The Walls are Talking: Tales from Cheney's old house
By CHARLES V. MUTSCHLER
Cheney Historical Preservation Commission
The lumber in the Sterling – Moorman House tells its own story. Perhaps it's not as directly as the newspapers used for insulation or wallpaper backing, but an important story nonetheless.
The lumber, window glass, door hardware, cook stove, kerosene lamps, and wallpaper all were manufactured somewhere else, and shipped to Cheney. The only way a working class home as large as the one Mr. Frank Sterling built could be constructed at a price he could afford was if there was economical transportation for all those materials he needed with which to build the house.
The material he used to build his home was shipped to Cheney by rail. A small log cabin was the typical frontier abode because it could be constructed from local materials and required few metal parts.
Shipping freight by wagon was expensive. A 100-mile shipment cost between two and 4 cents per pound – about $40 to $80 per ton. The rough lumber for the Sterling house probably came from a sawmill near Marshall. Even if Sterling obtained a very good rate, the rough lumber was not inexpensive, possibly costing $10 a ton to ship.
The finished siding would have been prohibitive to ship overland from Portland, its most likely source in 1884, probably costing between $120 and $200 per ton. Steamboat navigation on the Columbia could help, but this was costly, requiring portages around rapids at the Dalles and Celilo Falls, and the boats could only reach the mouth of the Snake River a few months out of the year. Low water in the summer months often made it impossible to bring the boats beyond Wallula.
The Northern Pacific arrived in Cheney from the west in May 1881. In September 1883 it was completed in Montana, allowing easy shipment of manufactured goods such as cast iron stoves and door hinges, doorknobs, paint and window glass from the eastern states.
Finished lumber came from the western parts of Oregon and Washington. Railroads reduced the cost of shipping freight substantially. Finished lumber, pre-made window sashes and doors, paint, and the furnishings for the house were all easily obtained by a builder like Sterling, at prices he could afford.
The big business around Cheney, however, wasn't lumber and building supplies for the growing town. Grain, especially wheat, became an important source of business for the NP. The lower cost of transporting wheat from the central Columbia Basin to flour mills or ports for export eventually made dry-land farming west of Cheney profitable.
Most of the wheat grown in the interior of Washington was shipped west to Portland or Tacoma for export. Grain elevators were common along the railroad in Eastern Washington.
Another wheat-related business grew along the NP track in Cheney: The F. M. Martin Flouring and Milling Company. Wheat grown in the central part of the state was purchased, shipped by rail to the mill, and made into flour. Some was sold locally, but much of the flour was shipped to consumers by rail.
Today, the Martin Mill is owned by the Archer Daniels Midland (ADM) corporation and much of the wheat arrives by truck, not by train. Most of the flour, however, is still shipped from the mill by rail, in bulk.

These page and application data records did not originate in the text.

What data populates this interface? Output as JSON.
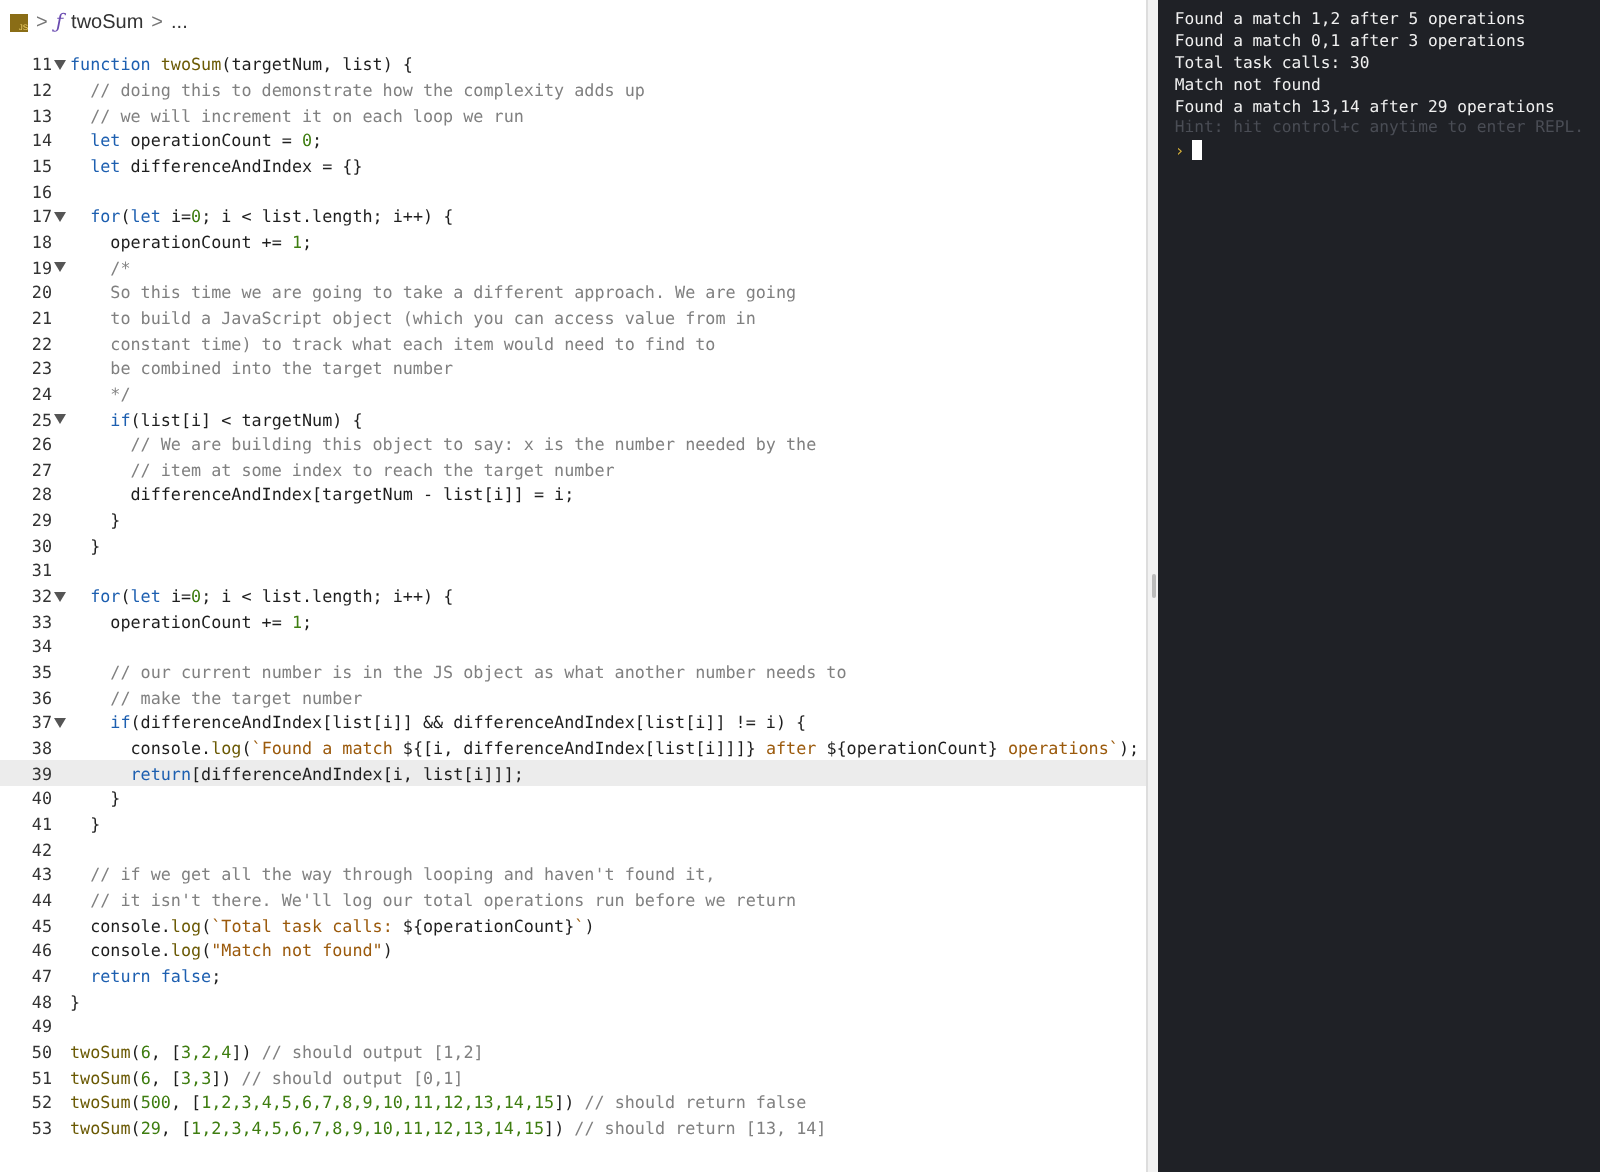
{
  "breadcrumb": {
    "file_icon": "JS",
    "symbol_icon": "ƒ",
    "symbol": "twoSum",
    "separator": ">",
    "rest": "..."
  },
  "editor": {
    "lines": [
      {
        "number": "11",
        "foldable": true,
        "current": false,
        "tokens": [
          {
            "kind": "kw",
            "text": "function "
          },
          {
            "kind": "fn",
            "text": "twoSum"
          },
          {
            "kind": "plain",
            "text": "(targetNum, list) {"
          }
        ]
      },
      {
        "number": "12",
        "foldable": false,
        "current": false,
        "tokens": [
          {
            "kind": "cm",
            "text": "  // doing this to demonstrate how the complexity adds up"
          }
        ]
      },
      {
        "number": "13",
        "foldable": false,
        "current": false,
        "tokens": [
          {
            "kind": "cm",
            "text": "  // we will increment it on each loop we run"
          }
        ]
      },
      {
        "number": "14",
        "foldable": false,
        "current": false,
        "tokens": [
          {
            "kind": "kw",
            "text": "  let "
          },
          {
            "kind": "plain",
            "text": "operationCount = "
          },
          {
            "kind": "num",
            "text": "0"
          },
          {
            "kind": "plain",
            "text": ";"
          }
        ]
      },
      {
        "number": "15",
        "foldable": false,
        "current": false,
        "tokens": [
          {
            "kind": "kw",
            "text": "  let "
          },
          {
            "kind": "plain",
            "text": "differenceAndIndex = {}"
          }
        ]
      },
      {
        "number": "16",
        "foldable": false,
        "current": false
      },
      {
        "number": "17",
        "foldable": true,
        "current": false,
        "tokens": [
          {
            "kind": "kw",
            "text": "  for"
          },
          {
            "kind": "plain",
            "text": "("
          },
          {
            "kind": "kw",
            "text": "let "
          },
          {
            "kind": "plain",
            "text": "i="
          },
          {
            "kind": "num",
            "text": "0"
          },
          {
            "kind": "plain",
            "text": "; i < list.length; i++) {"
          }
        ]
      },
      {
        "number": "18",
        "foldable": false,
        "current": false,
        "tokens": [
          {
            "kind": "plain",
            "text": "    operationCount += "
          },
          {
            "kind": "num",
            "text": "1"
          },
          {
            "kind": "plain",
            "text": ";"
          }
        ]
      },
      {
        "number": "19",
        "foldable": true,
        "current": false,
        "tokens": [
          {
            "kind": "cm",
            "text": "    /*"
          }
        ]
      },
      {
        "number": "20",
        "foldable": false,
        "current": false,
        "tokens": [
          {
            "kind": "cm",
            "text": "    So this time we are going to take a different approach. We are going"
          }
        ]
      },
      {
        "number": "21",
        "foldable": false,
        "current": false,
        "tokens": [
          {
            "kind": "cm",
            "text": "    to build a JavaScript object (which you can access value from in"
          }
        ]
      },
      {
        "number": "22",
        "foldable": false,
        "current": false,
        "tokens": [
          {
            "kind": "cm",
            "text": "    constant time) to track what each item would need to find to"
          }
        ]
      },
      {
        "number": "23",
        "foldable": false,
        "current": false,
        "tokens": [
          {
            "kind": "cm",
            "text": "    be combined into the target number"
          }
        ]
      },
      {
        "number": "24",
        "foldable": false,
        "current": false,
        "tokens": [
          {
            "kind": "cm",
            "text": "    */"
          }
        ]
      },
      {
        "number": "25",
        "foldable": true,
        "current": false,
        "tokens": [
          {
            "kind": "kw",
            "text": "    if"
          },
          {
            "kind": "plain",
            "text": "(list[i] < targetNum) {"
          }
        ]
      },
      {
        "number": "26",
        "foldable": false,
        "current": false,
        "tokens": [
          {
            "kind": "cm",
            "text": "      // We are building this object to say: x is the number needed by the"
          }
        ]
      },
      {
        "number": "27",
        "foldable": false,
        "current": false,
        "tokens": [
          {
            "kind": "cm",
            "text": "      // item at some index to reach the target number"
          }
        ]
      },
      {
        "number": "28",
        "foldable": false,
        "current": false,
        "tokens": [
          {
            "kind": "plain",
            "text": "      differenceAndIndex[targetNum - list[i]] = i;"
          }
        ]
      },
      {
        "number": "29",
        "foldable": false,
        "current": false,
        "tokens": [
          {
            "kind": "plain",
            "text": "    }"
          }
        ]
      },
      {
        "number": "30",
        "foldable": false,
        "current": false,
        "tokens": [
          {
            "kind": "plain",
            "text": "  }"
          }
        ]
      },
      {
        "number": "31",
        "foldable": false,
        "current": false
      },
      {
        "number": "32",
        "foldable": true,
        "current": false,
        "tokens": [
          {
            "kind": "kw",
            "text": "  for"
          },
          {
            "kind": "plain",
            "text": "("
          },
          {
            "kind": "kw",
            "text": "let "
          },
          {
            "kind": "plain",
            "text": "i="
          },
          {
            "kind": "num",
            "text": "0"
          },
          {
            "kind": "plain",
            "text": "; i < list.length; i++) {"
          }
        ]
      },
      {
        "number": "33",
        "foldable": false,
        "current": false,
        "tokens": [
          {
            "kind": "plain",
            "text": "    operationCount += "
          },
          {
            "kind": "num",
            "text": "1"
          },
          {
            "kind": "plain",
            "text": ";"
          }
        ]
      },
      {
        "number": "34",
        "foldable": false,
        "current": false
      },
      {
        "number": "35",
        "foldable": false,
        "current": false,
        "tokens": [
          {
            "kind": "cm",
            "text": "    // our current number is in the JS object as what another number needs to"
          }
        ]
      },
      {
        "number": "36",
        "foldable": false,
        "current": false,
        "tokens": [
          {
            "kind": "cm",
            "text": "    // make the target number"
          }
        ]
      },
      {
        "number": "37",
        "foldable": true,
        "current": false,
        "tokens": [
          {
            "kind": "kw",
            "text": "    if"
          },
          {
            "kind": "plain",
            "text": "(differenceAndIndex[list[i]] && differenceAndIndex[list[i]] != i) {"
          }
        ]
      },
      {
        "number": "38",
        "foldable": false,
        "current": false,
        "tokens": [
          {
            "kind": "plain",
            "text": "      console."
          },
          {
            "kind": "fn",
            "text": "log"
          },
          {
            "kind": "plain",
            "text": "("
          },
          {
            "kind": "str",
            "text": "`Found a match "
          },
          {
            "kind": "plain",
            "text": "${[i, differenceAndIndex[list[i]]]}"
          },
          {
            "kind": "str",
            "text": " after "
          },
          {
            "kind": "plain",
            "text": "${operationCount}"
          },
          {
            "kind": "str",
            "text": " operations`"
          },
          {
            "kind": "plain",
            "text": ");"
          }
        ]
      },
      {
        "number": "39",
        "foldable": false,
        "current": true,
        "tokens": [
          {
            "kind": "kw",
            "text": "      return"
          },
          {
            "kind": "plain",
            "text": "[differenceAndIndex[i, list[i]]];"
          }
        ]
      },
      {
        "number": "40",
        "foldable": false,
        "current": false,
        "tokens": [
          {
            "kind": "plain",
            "text": "    }"
          }
        ]
      },
      {
        "number": "41",
        "foldable": false,
        "current": false,
        "tokens": [
          {
            "kind": "plain",
            "text": "  }"
          }
        ]
      },
      {
        "number": "42",
        "foldable": false,
        "current": false
      },
      {
        "number": "43",
        "foldable": false,
        "current": false,
        "tokens": [
          {
            "kind": "cm",
            "text": "  // if we get all the way through looping and haven't found it,"
          }
        ]
      },
      {
        "number": "44",
        "foldable": false,
        "current": false,
        "tokens": [
          {
            "kind": "cm",
            "text": "  // it isn't there. We'll log our total operations run before we return"
          }
        ]
      },
      {
        "number": "45",
        "foldable": false,
        "current": false,
        "tokens": [
          {
            "kind": "plain",
            "text": "  console."
          },
          {
            "kind": "fn",
            "text": "log"
          },
          {
            "kind": "plain",
            "text": "("
          },
          {
            "kind": "str",
            "text": "`Total task calls: "
          },
          {
            "kind": "plain",
            "text": "${operationCount}"
          },
          {
            "kind": "str",
            "text": "`"
          },
          {
            "kind": "plain",
            "text": ")"
          }
        ]
      },
      {
        "number": "46",
        "foldable": false,
        "current": false,
        "tokens": [
          {
            "kind": "plain",
            "text": "  console."
          },
          {
            "kind": "fn",
            "text": "log"
          },
          {
            "kind": "plain",
            "text": "("
          },
          {
            "kind": "str",
            "text": "\"Match not found\""
          },
          {
            "kind": "plain",
            "text": ")"
          }
        ]
      },
      {
        "number": "47",
        "foldable": false,
        "current": false,
        "tokens": [
          {
            "kind": "kw",
            "text": "  return false"
          },
          {
            "kind": "plain",
            "text": ";"
          }
        ]
      },
      {
        "number": "48",
        "foldable": false,
        "current": false,
        "tokens": [
          {
            "kind": "plain",
            "text": "}"
          }
        ]
      },
      {
        "number": "49",
        "foldable": false,
        "current": false
      },
      {
        "number": "50",
        "foldable": false,
        "current": false,
        "tokens": [
          {
            "kind": "fn",
            "text": "twoSum"
          },
          {
            "kind": "plain",
            "text": "("
          },
          {
            "kind": "num",
            "text": "6"
          },
          {
            "kind": "plain",
            "text": ", ["
          },
          {
            "kind": "num",
            "text": "3,2,4"
          },
          {
            "kind": "plain",
            "text": "]) "
          },
          {
            "kind": "cm",
            "text": "// should output [1,2]"
          }
        ]
      },
      {
        "number": "51",
        "foldable": false,
        "current": false,
        "tokens": [
          {
            "kind": "fn",
            "text": "twoSum"
          },
          {
            "kind": "plain",
            "text": "("
          },
          {
            "kind": "num",
            "text": "6"
          },
          {
            "kind": "plain",
            "text": ", ["
          },
          {
            "kind": "num",
            "text": "3,3"
          },
          {
            "kind": "plain",
            "text": "]) "
          },
          {
            "kind": "cm",
            "text": "// should output [0,1]"
          }
        ]
      },
      {
        "number": "52",
        "foldable": false,
        "current": false,
        "tokens": [
          {
            "kind": "fn",
            "text": "twoSum"
          },
          {
            "kind": "plain",
            "text": "("
          },
          {
            "kind": "num",
            "text": "500"
          },
          {
            "kind": "plain",
            "text": ", ["
          },
          {
            "kind": "num",
            "text": "1,2,3,4,5,6,7,8,9,10,11,12,13,14,15"
          },
          {
            "kind": "plain",
            "text": "]) "
          },
          {
            "kind": "cm",
            "text": "// should return false"
          }
        ]
      },
      {
        "number": "53",
        "foldable": false,
        "current": false,
        "tokens": [
          {
            "kind": "fn",
            "text": "twoSum"
          },
          {
            "kind": "plain",
            "text": "("
          },
          {
            "kind": "num",
            "text": "29"
          },
          {
            "kind": "plain",
            "text": ", ["
          },
          {
            "kind": "num",
            "text": "1,2,3,4,5,6,7,8,9,10,11,12,13,14,15"
          },
          {
            "kind": "plain",
            "text": "]) "
          },
          {
            "kind": "cm",
            "text": "// should return [13, 14]"
          }
        ]
      }
    ]
  },
  "console": {
    "lines": [
      {
        "kind": "output",
        "text": "Found a match 1,2 after 5 operations"
      },
      {
        "kind": "output",
        "text": "Found a match 0,1 after 3 operations"
      },
      {
        "kind": "output",
        "text": "Total task calls: 30"
      },
      {
        "kind": "output",
        "text": "Match not found"
      },
      {
        "kind": "output",
        "text": "Found a match 13,14 after 29 operations"
      },
      {
        "kind": "hint",
        "text": "Hint: hit control+c anytime to enter REPL."
      },
      {
        "kind": "prompt",
        "text": "›"
      }
    ]
  }
}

The Cheney Historic Preservation Commission is working to restore the 1884 Sterling-Moorman House to pre-World War I condition.

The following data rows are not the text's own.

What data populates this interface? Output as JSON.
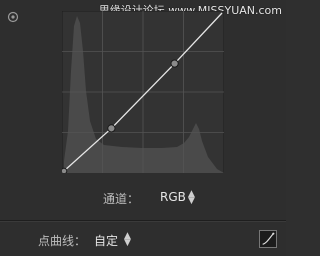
{
  "watermark": "思缘设计论坛 www.MISSYUAN.com",
  "channel": {
    "label": "通道：",
    "value": "RGB"
  },
  "point_curve": {
    "label": "点曲线：",
    "value": "自定"
  },
  "curve": {
    "control_points": [
      {
        "in": 0,
        "out": 0
      },
      {
        "in": 30,
        "out": 27
      },
      {
        "in": 70,
        "out": 68
      },
      {
        "in": 100,
        "out": 100
      }
    ]
  },
  "colors": {
    "background": "#2e2e2e",
    "curve": "#e6e6e6",
    "histogram": "#4d4d4d",
    "grid": "#5a5a5a"
  },
  "icons": {
    "target": "target-adjustment-icon",
    "curve_type": "curve-icon"
  }
}
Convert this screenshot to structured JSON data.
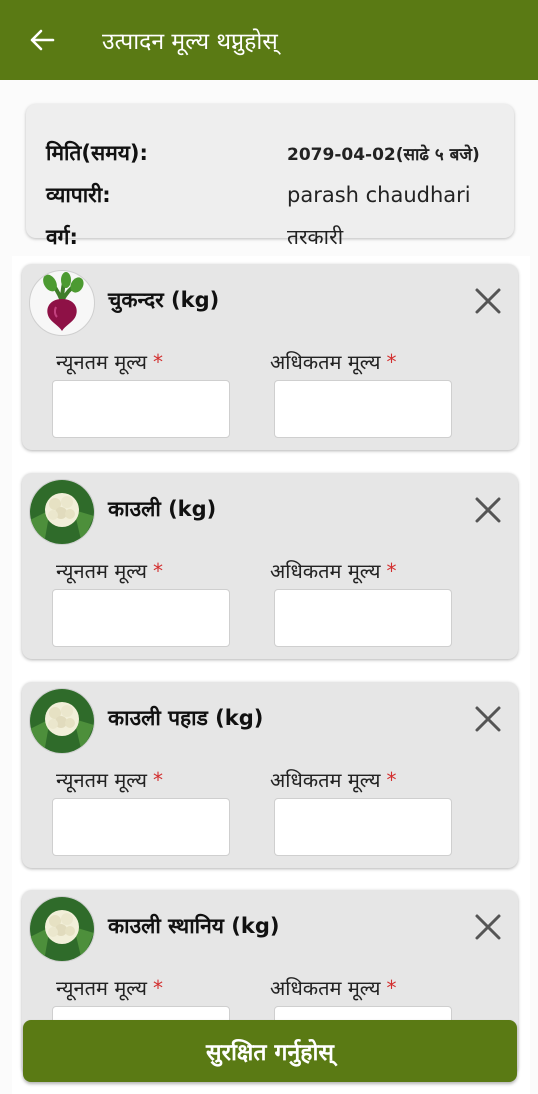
{
  "appbar": {
    "title": "उत्पादन मूल्य थप्नुहोस्",
    "back_icon": "back-arrow-icon"
  },
  "info": {
    "date_label": "मिति(समय):",
    "date_value": "2079-04-02(साढे ५ बजे)",
    "trader_label": "व्यापारी:",
    "trader_value": "parash  chaudhari",
    "category_label": "वर्ग:",
    "category_value": "तरकारी"
  },
  "products": [
    {
      "name": "चुकन्दर (kg)",
      "image": "beetroot-image",
      "min_label": "न्यूनतम मूल्य",
      "max_label": "अधिकतम मूल्य",
      "required_mark": "*",
      "min_value": "",
      "max_value": ""
    },
    {
      "name": "काउली (kg)",
      "image": "cauliflower-image",
      "min_label": "न्यूनतम मूल्य",
      "max_label": "अधिकतम मूल्य",
      "required_mark": "*",
      "min_value": "",
      "max_value": ""
    },
    {
      "name": "काउली पहाड (kg)",
      "image": "cauliflower-image",
      "min_label": "न्यूनतम मूल्य",
      "max_label": "अधिकतम मूल्य",
      "required_mark": "*",
      "min_value": "",
      "max_value": ""
    },
    {
      "name": "काउली स्थानिय (kg)",
      "image": "cauliflower-image",
      "min_label": "न्यूनतम मूल्य",
      "max_label": "अधिकतम मूल्य",
      "required_mark": "*",
      "min_value": "",
      "max_value": ""
    }
  ],
  "save_button": "सुरक्षित गर्नुहोस्",
  "colors": {
    "primary": "#5a7a14",
    "required": "#d32f2f",
    "card": "#e6e6e6"
  }
}
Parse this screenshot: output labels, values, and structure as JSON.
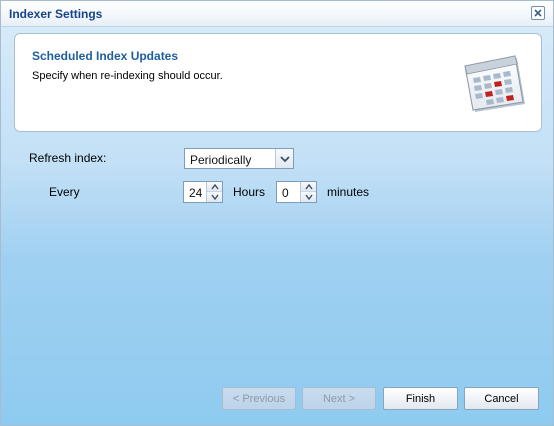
{
  "window": {
    "title": "Indexer Settings"
  },
  "header": {
    "title": "Scheduled Index Updates",
    "description": "Specify when re-indexing should occur.",
    "icon": "calendar-icon"
  },
  "form": {
    "refresh_label": "Refresh index:",
    "refresh_value": "Periodically",
    "every_label": "Every",
    "hours_value": "24",
    "hours_label": "Hours",
    "minutes_value": "0",
    "minutes_label": "minutes"
  },
  "buttons": {
    "previous": "< Previous",
    "next": "Next >",
    "finish": "Finish",
    "cancel": "Cancel"
  }
}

Donations of time, materials, or dollars are welcome! Contact the Cheney Planning Department for details, 498-9240.